▸ **WHAT IS BEING ASKED**
Among the entries below, find every line that contains the string "JSON", then copy it.

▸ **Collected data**
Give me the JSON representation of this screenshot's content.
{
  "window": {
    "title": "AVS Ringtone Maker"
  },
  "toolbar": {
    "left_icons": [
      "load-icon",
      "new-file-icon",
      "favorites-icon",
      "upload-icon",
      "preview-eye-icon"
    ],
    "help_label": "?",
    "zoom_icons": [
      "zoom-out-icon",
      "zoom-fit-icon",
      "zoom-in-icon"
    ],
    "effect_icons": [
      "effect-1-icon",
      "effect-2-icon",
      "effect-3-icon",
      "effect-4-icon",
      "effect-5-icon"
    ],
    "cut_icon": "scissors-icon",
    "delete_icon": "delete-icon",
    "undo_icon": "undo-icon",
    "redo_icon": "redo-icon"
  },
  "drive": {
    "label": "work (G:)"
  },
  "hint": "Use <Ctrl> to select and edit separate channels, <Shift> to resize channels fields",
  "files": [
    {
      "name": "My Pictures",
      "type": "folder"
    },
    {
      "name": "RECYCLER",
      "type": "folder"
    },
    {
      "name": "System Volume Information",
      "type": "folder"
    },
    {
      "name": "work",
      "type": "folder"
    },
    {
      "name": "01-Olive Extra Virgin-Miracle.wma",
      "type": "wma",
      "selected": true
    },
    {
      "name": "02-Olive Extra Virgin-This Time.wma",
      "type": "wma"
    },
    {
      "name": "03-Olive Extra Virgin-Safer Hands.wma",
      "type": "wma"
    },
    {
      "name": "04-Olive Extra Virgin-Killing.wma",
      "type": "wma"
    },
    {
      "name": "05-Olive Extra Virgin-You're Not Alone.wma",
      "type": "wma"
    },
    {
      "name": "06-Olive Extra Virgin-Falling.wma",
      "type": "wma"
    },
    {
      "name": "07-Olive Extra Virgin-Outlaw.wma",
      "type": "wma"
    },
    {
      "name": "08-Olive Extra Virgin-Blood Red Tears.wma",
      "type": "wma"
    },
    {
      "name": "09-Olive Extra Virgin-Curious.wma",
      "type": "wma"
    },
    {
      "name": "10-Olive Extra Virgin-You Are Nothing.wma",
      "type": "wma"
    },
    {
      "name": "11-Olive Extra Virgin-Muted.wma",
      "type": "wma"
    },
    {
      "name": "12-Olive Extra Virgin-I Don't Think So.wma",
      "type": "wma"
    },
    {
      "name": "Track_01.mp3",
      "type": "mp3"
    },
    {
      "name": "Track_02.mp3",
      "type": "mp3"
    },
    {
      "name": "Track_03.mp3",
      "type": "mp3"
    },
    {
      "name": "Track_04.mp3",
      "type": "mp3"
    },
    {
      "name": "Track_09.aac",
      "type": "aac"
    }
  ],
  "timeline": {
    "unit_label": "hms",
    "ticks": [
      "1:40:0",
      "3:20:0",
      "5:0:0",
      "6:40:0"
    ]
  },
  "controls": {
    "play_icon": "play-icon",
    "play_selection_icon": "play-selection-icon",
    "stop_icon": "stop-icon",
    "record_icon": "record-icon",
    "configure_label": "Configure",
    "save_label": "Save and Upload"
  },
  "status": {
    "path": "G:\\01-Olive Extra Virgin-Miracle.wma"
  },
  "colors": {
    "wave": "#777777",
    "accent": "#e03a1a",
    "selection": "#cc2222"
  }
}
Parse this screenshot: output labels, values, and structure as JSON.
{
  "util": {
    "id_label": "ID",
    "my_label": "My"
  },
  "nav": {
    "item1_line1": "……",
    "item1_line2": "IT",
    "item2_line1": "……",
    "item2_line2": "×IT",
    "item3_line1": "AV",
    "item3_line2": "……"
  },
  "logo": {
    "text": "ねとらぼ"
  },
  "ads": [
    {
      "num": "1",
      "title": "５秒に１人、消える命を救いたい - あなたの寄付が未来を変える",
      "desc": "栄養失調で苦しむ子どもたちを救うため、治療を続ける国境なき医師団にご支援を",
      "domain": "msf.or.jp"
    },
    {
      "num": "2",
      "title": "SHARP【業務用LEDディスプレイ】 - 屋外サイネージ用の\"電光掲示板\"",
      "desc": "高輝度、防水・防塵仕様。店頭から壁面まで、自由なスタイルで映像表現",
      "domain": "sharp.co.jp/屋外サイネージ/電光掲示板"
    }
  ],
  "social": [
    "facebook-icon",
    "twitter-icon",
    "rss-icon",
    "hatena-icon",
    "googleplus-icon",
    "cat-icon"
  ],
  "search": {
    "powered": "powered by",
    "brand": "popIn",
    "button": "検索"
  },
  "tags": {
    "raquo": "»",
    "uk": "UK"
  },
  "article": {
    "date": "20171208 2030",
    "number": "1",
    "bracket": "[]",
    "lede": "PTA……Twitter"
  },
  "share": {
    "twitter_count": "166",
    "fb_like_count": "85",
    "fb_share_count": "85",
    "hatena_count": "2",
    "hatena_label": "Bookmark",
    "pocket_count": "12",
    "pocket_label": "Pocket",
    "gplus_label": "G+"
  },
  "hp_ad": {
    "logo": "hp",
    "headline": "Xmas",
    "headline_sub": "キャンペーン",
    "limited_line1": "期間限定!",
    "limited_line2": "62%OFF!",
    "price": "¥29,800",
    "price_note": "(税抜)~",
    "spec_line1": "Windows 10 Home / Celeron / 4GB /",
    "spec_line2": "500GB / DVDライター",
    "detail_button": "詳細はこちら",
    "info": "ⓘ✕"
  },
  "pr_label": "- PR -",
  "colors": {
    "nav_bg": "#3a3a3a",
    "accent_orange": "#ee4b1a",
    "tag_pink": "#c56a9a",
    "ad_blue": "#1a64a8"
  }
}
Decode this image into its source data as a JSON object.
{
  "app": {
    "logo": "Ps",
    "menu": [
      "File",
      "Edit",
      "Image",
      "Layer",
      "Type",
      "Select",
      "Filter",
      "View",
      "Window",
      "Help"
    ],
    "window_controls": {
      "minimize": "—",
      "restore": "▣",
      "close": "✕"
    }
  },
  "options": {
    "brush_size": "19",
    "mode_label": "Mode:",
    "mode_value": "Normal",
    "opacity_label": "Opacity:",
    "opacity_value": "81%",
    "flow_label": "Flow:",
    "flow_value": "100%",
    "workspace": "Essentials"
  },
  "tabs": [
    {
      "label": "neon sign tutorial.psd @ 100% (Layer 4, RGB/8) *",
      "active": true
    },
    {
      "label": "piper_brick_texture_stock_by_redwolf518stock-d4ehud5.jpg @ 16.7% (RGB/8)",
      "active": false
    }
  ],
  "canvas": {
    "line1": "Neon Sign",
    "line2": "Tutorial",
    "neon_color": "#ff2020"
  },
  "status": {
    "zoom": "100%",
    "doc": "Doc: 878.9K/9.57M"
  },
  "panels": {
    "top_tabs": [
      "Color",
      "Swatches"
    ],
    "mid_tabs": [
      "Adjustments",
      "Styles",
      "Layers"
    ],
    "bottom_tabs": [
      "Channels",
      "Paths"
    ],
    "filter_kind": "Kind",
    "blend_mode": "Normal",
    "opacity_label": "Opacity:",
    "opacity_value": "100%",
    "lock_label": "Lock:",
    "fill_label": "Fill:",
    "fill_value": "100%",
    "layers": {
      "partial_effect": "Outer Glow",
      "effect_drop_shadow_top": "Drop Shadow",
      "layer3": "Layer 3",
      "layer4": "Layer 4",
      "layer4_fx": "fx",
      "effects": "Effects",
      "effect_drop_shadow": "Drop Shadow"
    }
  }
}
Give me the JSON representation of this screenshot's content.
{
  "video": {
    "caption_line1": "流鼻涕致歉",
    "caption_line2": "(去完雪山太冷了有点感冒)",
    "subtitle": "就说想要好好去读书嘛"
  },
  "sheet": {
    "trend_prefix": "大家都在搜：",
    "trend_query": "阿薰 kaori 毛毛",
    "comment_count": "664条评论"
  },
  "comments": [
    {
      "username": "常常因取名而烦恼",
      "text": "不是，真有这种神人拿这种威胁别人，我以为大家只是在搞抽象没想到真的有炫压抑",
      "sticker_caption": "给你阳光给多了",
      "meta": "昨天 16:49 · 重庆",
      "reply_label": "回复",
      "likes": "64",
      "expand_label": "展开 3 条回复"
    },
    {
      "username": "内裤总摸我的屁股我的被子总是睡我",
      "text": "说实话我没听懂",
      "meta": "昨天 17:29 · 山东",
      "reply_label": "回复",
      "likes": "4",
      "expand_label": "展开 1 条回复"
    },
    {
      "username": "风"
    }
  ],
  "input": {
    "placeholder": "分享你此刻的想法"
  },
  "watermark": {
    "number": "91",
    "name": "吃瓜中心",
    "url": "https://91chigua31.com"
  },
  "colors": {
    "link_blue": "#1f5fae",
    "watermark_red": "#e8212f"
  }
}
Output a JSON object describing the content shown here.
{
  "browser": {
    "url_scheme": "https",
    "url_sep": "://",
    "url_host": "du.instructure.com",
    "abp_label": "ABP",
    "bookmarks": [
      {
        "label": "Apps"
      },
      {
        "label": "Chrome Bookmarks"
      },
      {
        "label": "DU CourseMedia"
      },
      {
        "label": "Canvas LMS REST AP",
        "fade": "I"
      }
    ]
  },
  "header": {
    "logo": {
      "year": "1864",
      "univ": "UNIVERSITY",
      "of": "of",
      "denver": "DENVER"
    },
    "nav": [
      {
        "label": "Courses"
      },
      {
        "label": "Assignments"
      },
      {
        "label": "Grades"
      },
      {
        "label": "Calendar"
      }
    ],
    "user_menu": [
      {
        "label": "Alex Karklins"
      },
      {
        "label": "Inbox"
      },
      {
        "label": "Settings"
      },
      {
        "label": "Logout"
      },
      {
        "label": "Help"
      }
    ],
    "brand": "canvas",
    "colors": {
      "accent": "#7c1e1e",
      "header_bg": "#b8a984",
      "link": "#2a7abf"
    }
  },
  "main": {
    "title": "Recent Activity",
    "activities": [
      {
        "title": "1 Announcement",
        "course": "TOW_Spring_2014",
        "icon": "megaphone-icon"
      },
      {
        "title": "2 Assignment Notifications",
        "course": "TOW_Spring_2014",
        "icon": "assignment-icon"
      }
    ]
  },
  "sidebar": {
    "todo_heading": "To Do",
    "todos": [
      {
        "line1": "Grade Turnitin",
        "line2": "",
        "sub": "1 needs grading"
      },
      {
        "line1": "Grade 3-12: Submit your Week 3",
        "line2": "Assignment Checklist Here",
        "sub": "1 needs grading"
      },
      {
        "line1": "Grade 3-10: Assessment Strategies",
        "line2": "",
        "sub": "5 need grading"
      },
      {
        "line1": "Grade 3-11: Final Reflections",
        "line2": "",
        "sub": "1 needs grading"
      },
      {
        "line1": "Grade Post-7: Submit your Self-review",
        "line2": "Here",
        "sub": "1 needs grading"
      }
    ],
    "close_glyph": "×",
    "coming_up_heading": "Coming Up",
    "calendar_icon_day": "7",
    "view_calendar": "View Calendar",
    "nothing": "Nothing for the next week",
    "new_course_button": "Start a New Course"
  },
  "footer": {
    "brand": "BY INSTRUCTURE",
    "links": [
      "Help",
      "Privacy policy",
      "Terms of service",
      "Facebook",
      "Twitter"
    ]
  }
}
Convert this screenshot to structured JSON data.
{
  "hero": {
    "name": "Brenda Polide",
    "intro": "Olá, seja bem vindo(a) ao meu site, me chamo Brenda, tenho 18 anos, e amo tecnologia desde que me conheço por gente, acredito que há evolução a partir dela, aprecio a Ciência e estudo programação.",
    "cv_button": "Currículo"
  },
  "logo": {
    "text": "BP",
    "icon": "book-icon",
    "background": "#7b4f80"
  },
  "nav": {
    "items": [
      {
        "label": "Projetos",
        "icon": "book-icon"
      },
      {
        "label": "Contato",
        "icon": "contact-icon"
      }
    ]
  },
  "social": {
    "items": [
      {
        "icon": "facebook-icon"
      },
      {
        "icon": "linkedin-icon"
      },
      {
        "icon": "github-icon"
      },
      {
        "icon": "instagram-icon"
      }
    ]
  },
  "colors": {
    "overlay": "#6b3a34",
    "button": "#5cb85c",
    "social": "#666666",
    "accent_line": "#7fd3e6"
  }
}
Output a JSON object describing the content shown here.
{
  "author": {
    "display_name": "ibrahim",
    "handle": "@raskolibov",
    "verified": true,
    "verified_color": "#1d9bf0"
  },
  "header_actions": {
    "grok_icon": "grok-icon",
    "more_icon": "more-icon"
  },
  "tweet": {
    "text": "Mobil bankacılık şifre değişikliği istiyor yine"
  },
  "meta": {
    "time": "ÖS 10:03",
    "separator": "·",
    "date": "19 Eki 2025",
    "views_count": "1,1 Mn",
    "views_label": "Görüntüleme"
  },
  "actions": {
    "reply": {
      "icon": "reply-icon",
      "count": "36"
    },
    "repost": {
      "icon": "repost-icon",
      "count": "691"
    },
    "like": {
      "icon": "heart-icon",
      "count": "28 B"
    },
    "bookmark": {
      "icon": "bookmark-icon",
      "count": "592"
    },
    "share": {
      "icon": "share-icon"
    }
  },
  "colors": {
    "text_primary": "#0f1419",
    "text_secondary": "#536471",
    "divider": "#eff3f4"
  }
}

▸ **OUTPUT FOR THIS TASK**
Give me the JSON representation of this screenshot's content.
Parse this screenshot: output labels, values, and structure as JSON.
Decode this image into its source data as a JSON object.
Give me the JSON representation of this screenshot's content.
Output a JSON object describing the content shown here.
Convert this screenshot to structured JSON data.
Output a JSON object describing the content shown here.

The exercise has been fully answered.